Faience

Tile of a bound Nubian

This glazed tile of a Nubian is from the remnants of a palace built by Ramesses III in Tell el-Yahudiyeh. This tile is only surviving in shards and has lost most of its former colour and gloss. Tell el Yahudiyeh is a city in Egypt’s Eastern Delta. The site has remnants dating from the Second...

Amenhotep I or Ramesses II wearing the Khepresh

This striding statuette of a New Kingdom king, depicts the king in a kilt (shendyt) adorned with an elaborate belt, a usekh collar around his neck, and most notably, the “Blue Crown of War”, known to the Egyptians as the “Khepresh” upon his head, which is given a realistic glisten by the addition of rounded...

Faience Wadjet Eye Amulet

Faience Wadjet Eye Amulet

Wadjet eye amulets were among the most popular amulets of ancient Egypt. The wadjet eye represents the healed eye of the god Horus and embodies healing power as well as regeneration and protection in general. The faience eye here is an intriguing combination of the regular wadjet eye with a wing, two uraei, and a...

Glazed composition beaded necklace. British Museum. EA57886

Glazed composition beaded necklace

This string of glazed composition beads; with various colours and forms, including grapes and daisies, dates from the 18th Dynasty of Pharaonic Egypt. It is 32.5cm in length and was purchased from Hon Richard Bethell and acquired by the British Museum (EA57886) in 1925. The striking colours of both the amulets and the beadwork of...

Blue glazed ushabti of Seti I

Blue glazed ushabti of Seti I

This head of a ushabti represents king Seti I of Ancient Egypt’s 19th Dynasty, c. 1294-1279 B.C and was discovered within the king’s tomb. The head measures at 5.77cm tall and 7.75cm wide. A composition of blue glaze, this head of Seti I showcases the king wearing the Ancient Egyptian “nemes” stripped royal headdress. The...

Amulet of Isis, Horus, and Nephthys

Amulet of Isis, Horus, and Nephthys

According to the myth the sister goddesses Isis and Nepthys cared for the body of Osiris and later they protected his son Horus as a young child. The three deities depicted in this triad amulet are some of the main protagonists in the Osiride myth that tells the murder and revival of the god Osiris...

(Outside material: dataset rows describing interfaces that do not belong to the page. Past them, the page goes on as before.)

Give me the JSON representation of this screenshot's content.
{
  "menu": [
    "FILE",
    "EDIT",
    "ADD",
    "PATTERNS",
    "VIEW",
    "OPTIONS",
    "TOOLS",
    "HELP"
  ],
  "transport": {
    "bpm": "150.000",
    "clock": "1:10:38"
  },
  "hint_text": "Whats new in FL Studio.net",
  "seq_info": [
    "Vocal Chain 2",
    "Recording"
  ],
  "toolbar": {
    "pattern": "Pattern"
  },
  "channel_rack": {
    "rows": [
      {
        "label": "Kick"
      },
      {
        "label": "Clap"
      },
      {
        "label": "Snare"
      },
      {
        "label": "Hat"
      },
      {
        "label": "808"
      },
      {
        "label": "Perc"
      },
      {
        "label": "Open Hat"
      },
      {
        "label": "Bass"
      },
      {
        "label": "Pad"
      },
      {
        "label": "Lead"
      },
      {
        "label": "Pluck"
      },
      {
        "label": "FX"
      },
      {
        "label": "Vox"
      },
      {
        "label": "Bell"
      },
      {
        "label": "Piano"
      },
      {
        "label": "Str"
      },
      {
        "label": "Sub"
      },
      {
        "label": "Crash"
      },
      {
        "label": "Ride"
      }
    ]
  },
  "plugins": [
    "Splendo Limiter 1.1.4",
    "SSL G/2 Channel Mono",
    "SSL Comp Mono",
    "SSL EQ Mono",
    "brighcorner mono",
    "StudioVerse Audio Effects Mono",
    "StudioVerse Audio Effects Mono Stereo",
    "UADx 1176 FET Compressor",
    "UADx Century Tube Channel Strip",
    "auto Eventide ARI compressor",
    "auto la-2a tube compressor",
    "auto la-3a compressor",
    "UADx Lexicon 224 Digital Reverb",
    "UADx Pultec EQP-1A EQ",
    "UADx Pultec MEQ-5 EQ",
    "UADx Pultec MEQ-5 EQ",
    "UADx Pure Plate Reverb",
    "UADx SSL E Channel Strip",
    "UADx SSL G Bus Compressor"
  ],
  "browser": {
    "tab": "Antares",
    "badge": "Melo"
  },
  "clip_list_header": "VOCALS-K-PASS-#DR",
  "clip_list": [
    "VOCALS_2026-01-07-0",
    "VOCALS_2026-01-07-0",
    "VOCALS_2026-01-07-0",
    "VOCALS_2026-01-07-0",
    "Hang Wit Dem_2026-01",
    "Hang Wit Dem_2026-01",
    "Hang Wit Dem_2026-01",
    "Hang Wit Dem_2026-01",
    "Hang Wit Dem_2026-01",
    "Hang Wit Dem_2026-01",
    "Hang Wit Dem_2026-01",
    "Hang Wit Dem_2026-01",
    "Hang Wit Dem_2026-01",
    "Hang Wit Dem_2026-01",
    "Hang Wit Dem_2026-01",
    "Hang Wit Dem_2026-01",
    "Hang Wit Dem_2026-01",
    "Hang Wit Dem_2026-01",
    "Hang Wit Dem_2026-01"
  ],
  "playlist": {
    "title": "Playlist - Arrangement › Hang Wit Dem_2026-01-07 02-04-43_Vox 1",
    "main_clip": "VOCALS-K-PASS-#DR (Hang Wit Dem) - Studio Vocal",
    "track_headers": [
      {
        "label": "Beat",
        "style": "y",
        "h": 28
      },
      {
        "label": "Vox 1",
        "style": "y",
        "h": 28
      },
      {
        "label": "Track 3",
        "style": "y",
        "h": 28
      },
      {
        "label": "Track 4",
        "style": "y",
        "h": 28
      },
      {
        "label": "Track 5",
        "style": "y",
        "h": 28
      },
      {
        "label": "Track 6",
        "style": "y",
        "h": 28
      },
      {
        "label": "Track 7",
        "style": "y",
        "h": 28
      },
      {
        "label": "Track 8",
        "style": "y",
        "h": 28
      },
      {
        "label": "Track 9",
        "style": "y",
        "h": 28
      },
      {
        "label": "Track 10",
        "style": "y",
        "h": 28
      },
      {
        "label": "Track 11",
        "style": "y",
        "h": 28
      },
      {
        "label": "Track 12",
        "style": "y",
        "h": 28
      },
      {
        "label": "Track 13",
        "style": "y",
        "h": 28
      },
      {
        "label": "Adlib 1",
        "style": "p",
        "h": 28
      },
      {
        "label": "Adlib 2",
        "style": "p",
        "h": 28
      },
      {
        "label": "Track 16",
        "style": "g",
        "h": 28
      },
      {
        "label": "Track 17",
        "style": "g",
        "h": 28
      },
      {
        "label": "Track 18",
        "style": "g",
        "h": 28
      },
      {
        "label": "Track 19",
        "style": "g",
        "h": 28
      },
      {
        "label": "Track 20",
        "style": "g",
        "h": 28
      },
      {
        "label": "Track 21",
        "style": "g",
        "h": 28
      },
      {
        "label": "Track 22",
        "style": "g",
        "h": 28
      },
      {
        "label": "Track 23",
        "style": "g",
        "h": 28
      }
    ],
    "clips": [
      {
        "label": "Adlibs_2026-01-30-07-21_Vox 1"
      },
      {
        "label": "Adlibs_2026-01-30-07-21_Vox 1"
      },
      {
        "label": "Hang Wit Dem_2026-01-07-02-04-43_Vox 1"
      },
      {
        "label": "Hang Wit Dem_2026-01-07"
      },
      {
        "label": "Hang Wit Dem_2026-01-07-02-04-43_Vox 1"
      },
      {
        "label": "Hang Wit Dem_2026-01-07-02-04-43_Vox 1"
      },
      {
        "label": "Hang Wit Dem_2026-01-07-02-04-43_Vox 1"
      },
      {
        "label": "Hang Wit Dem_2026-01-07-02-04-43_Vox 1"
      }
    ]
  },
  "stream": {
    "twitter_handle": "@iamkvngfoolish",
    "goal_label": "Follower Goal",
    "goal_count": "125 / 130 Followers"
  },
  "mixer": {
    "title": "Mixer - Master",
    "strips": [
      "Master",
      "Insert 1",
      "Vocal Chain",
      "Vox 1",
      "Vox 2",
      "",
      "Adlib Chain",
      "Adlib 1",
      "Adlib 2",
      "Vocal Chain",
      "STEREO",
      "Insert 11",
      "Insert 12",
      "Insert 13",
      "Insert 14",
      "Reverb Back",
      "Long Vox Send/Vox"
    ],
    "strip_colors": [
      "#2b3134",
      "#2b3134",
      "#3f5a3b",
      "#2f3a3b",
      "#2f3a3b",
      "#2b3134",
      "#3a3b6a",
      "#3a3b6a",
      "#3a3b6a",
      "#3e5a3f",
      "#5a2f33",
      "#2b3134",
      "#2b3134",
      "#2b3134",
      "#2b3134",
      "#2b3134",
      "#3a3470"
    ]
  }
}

Ancient Egyptian turquoise faience (mounted on swivel bezel in modern gold ring)

Gold Scarab Ring

Ancient Egyptian turquoise faience scarab (mounted on swivel bezel in modern gold ring). From the end of the third millennium B.C., the scarab beetle served as an amulet in Egypt where it represented the sun god. The scarab integrated into a gold ring appears in the fourth century B.C. The articulation of the insect and...

Round-Crown and Wig inlay. Walters Art Museum. 1920.1976

Round-Crown and Wig inlay

Both of these faïence depictions of royal headdresses date from the late 18th Dynasty to possibly early 19th Dynasty. The first, is likely to have been depicted upon the head of a late 18th Dynasty queen, and next is the round crown, as seen adorning the head of kings such as King Amenhotep III. Lavender...

Blue faïence stars on string. Met Museum. 22.1.1298 Colourised by Egypt-Museum.com

Star amulets

This collection of stringed blue faïence star amulets was found at el-Lisht, the funerary site of Middle Kingdom royal and elite burials. The region was originally excavated by the French Egyptologist Gaston Maspero in 1882. The stringed star amulets were discovered in 1920-22, during the MMA excavations taking place at the time. They could date...

Faience Hedgehog Figurine

Faience Hedgehog Figurine

Blue-green faience hedgehog figurine with black spots on elliptical base, both left legs slightly advanced and modeled freely in the round. Back is scored in grid pattern and bumpy to simulate quills. When food is scarce, hedgehogs retreat into underground dens for long periods, to re-emerge only in times of abundance. The Egyptians associated this...